# [Work to be completed]
Every line of the material that includes the word "Sales" is to be shown.

##### Raw data

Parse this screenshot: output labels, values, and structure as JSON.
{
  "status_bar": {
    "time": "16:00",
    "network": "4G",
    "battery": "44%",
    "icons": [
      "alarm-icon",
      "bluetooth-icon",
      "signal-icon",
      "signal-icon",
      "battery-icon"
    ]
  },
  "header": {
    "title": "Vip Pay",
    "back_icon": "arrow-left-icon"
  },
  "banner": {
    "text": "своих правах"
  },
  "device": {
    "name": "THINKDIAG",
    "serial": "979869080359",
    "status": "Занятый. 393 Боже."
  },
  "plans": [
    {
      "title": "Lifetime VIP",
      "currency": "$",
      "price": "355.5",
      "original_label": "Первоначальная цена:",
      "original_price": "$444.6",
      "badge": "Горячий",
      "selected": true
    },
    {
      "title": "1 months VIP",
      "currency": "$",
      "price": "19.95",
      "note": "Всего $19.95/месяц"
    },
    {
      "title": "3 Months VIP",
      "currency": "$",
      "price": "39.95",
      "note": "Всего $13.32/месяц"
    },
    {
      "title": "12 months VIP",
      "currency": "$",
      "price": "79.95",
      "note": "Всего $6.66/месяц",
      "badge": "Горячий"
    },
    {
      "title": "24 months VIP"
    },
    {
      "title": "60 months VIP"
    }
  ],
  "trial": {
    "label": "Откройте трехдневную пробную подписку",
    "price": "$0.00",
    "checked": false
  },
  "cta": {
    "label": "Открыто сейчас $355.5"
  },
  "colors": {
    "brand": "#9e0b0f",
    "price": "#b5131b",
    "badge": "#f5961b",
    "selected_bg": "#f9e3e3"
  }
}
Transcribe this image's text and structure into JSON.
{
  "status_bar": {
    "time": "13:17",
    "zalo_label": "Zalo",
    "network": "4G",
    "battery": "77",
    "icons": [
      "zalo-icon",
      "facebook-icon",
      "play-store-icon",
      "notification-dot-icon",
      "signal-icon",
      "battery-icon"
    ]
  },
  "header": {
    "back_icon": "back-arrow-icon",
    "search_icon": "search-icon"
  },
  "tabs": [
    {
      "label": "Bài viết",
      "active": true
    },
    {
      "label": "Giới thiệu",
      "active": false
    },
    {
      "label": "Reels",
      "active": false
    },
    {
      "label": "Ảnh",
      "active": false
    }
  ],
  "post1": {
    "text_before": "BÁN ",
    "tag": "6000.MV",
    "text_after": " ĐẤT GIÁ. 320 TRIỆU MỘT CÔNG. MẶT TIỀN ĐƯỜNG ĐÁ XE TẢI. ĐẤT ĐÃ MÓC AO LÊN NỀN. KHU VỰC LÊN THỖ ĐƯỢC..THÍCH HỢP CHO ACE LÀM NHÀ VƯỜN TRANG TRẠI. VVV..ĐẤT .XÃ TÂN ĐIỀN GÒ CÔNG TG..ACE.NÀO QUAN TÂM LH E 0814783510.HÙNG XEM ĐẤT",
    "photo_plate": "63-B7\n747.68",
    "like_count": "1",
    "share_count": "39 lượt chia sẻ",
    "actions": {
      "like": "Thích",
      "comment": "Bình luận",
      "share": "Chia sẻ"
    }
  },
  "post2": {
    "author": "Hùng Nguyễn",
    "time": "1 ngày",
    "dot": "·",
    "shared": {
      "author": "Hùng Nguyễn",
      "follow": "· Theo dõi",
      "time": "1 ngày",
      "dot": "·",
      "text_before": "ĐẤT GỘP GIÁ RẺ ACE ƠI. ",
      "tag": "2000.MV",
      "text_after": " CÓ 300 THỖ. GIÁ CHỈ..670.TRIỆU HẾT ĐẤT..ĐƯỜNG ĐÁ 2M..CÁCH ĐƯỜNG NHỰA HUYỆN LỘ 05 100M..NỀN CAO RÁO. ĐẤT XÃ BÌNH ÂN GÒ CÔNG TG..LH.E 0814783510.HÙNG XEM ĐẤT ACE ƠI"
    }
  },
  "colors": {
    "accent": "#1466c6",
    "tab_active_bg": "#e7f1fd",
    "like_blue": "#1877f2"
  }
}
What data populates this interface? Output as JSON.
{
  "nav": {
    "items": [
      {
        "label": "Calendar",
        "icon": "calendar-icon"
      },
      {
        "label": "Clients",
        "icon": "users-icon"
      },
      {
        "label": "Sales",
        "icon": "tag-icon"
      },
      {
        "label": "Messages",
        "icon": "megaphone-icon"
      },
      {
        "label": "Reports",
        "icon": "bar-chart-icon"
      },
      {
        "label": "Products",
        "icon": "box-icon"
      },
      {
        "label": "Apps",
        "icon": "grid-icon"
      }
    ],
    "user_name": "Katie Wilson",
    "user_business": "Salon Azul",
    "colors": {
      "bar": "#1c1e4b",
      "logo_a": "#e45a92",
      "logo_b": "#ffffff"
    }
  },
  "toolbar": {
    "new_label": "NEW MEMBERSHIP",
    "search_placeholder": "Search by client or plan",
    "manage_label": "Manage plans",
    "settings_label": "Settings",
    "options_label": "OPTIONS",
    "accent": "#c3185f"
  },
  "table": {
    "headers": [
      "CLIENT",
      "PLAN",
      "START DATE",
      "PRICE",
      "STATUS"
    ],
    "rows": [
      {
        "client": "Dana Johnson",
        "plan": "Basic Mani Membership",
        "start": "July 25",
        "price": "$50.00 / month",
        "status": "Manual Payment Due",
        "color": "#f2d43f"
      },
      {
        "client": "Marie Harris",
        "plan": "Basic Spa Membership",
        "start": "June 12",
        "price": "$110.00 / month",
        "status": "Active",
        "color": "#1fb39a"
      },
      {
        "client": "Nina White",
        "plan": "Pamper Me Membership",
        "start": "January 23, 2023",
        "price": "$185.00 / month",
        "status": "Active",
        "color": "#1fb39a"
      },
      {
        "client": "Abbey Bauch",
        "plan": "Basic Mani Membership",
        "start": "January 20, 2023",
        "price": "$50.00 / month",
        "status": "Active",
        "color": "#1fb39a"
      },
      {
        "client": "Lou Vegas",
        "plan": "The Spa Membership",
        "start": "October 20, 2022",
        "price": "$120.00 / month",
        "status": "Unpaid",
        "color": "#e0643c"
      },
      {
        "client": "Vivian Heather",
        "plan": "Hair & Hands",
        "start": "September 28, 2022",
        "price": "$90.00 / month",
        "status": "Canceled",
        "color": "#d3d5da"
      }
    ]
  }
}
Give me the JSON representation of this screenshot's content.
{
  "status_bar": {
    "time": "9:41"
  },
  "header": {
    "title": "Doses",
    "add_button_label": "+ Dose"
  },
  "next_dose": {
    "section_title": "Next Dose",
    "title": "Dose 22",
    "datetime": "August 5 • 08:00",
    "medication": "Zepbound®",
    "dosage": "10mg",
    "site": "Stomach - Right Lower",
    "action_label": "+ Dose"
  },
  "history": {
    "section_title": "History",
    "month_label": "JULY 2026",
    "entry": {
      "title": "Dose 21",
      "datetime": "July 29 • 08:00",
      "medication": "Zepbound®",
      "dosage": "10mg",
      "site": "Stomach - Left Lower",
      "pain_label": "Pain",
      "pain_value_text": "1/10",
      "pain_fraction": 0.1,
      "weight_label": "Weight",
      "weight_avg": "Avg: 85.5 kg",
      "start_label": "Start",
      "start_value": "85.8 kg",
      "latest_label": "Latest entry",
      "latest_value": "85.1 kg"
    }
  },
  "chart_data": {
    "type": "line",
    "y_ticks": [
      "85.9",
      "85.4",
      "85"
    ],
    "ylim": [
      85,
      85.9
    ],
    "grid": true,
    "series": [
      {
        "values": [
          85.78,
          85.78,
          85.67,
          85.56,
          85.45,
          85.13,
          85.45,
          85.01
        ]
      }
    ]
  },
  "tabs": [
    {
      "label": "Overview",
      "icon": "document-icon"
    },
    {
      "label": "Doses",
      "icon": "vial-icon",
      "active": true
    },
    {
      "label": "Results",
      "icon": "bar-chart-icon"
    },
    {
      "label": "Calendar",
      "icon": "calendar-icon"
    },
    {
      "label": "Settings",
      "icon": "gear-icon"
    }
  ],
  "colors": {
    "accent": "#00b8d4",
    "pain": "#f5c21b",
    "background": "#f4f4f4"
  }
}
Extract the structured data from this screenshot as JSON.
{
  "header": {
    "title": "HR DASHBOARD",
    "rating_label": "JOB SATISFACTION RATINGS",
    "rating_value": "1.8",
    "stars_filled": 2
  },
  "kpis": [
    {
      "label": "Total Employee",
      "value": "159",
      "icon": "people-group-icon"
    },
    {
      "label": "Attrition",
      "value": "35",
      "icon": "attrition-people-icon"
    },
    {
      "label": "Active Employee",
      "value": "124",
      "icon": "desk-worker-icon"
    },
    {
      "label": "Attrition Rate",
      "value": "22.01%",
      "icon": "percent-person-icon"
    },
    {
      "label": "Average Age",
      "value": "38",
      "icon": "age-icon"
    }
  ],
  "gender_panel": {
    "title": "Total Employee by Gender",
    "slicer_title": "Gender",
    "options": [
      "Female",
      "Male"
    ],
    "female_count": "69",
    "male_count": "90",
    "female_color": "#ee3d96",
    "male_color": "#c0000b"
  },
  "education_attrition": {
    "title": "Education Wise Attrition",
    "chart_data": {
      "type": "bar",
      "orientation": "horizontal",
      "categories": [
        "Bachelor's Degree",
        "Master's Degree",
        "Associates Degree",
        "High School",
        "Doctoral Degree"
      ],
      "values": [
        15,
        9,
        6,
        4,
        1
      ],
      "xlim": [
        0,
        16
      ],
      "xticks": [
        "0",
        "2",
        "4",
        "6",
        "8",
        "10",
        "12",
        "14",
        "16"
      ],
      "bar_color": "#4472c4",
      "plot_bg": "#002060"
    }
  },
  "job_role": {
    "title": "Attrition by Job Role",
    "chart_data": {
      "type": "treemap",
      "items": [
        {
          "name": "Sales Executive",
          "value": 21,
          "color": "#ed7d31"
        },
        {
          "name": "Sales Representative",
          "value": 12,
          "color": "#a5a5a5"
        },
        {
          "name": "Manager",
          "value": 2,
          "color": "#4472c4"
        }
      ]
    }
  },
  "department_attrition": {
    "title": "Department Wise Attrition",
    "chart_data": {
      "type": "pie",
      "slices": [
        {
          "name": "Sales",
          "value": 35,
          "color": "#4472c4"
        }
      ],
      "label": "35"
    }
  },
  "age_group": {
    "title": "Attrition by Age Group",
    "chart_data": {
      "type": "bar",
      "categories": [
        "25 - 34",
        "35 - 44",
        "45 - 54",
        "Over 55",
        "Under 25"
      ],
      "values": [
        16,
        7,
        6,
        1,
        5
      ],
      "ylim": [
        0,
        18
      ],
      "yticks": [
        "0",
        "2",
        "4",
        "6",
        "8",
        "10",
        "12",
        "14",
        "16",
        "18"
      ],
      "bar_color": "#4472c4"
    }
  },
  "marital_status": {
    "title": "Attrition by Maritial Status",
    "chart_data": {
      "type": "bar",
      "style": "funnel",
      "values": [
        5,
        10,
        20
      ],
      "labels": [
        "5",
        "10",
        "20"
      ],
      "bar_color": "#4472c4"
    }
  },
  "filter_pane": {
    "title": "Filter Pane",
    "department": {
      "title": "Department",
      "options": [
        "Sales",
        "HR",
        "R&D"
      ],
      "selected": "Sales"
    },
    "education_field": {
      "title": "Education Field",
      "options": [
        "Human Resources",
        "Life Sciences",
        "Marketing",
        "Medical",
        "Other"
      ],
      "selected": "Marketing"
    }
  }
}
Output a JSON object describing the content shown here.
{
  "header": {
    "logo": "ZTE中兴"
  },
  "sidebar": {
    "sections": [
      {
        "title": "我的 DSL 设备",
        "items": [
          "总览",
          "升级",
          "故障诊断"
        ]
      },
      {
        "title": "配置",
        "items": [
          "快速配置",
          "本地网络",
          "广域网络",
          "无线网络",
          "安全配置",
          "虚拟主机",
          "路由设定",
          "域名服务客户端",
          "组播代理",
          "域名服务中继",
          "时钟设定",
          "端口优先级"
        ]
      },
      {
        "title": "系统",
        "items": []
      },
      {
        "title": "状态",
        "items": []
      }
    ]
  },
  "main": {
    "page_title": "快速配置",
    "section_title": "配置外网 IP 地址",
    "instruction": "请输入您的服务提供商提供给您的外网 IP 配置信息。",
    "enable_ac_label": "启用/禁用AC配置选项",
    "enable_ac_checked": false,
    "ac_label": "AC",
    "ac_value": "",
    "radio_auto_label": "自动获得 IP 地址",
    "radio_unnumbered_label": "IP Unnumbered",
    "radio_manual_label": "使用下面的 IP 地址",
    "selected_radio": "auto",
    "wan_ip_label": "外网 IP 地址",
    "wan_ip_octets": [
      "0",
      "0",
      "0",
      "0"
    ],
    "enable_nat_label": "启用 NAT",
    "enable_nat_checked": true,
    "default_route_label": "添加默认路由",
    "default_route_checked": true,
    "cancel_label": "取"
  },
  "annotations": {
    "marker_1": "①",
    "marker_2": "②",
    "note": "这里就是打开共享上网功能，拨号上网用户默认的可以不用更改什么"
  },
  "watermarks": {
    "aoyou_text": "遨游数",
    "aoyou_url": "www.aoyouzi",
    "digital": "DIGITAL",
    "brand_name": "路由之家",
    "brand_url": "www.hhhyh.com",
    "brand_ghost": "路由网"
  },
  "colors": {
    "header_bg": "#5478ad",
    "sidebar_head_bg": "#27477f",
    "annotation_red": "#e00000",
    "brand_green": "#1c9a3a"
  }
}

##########

# [Output for this exercise]
        "label": "Sales",
          "name": "Sales Executive",
          "name": "Sales Representative",
          "name": "Sales",
        "Sales",
      "selected": "Sales"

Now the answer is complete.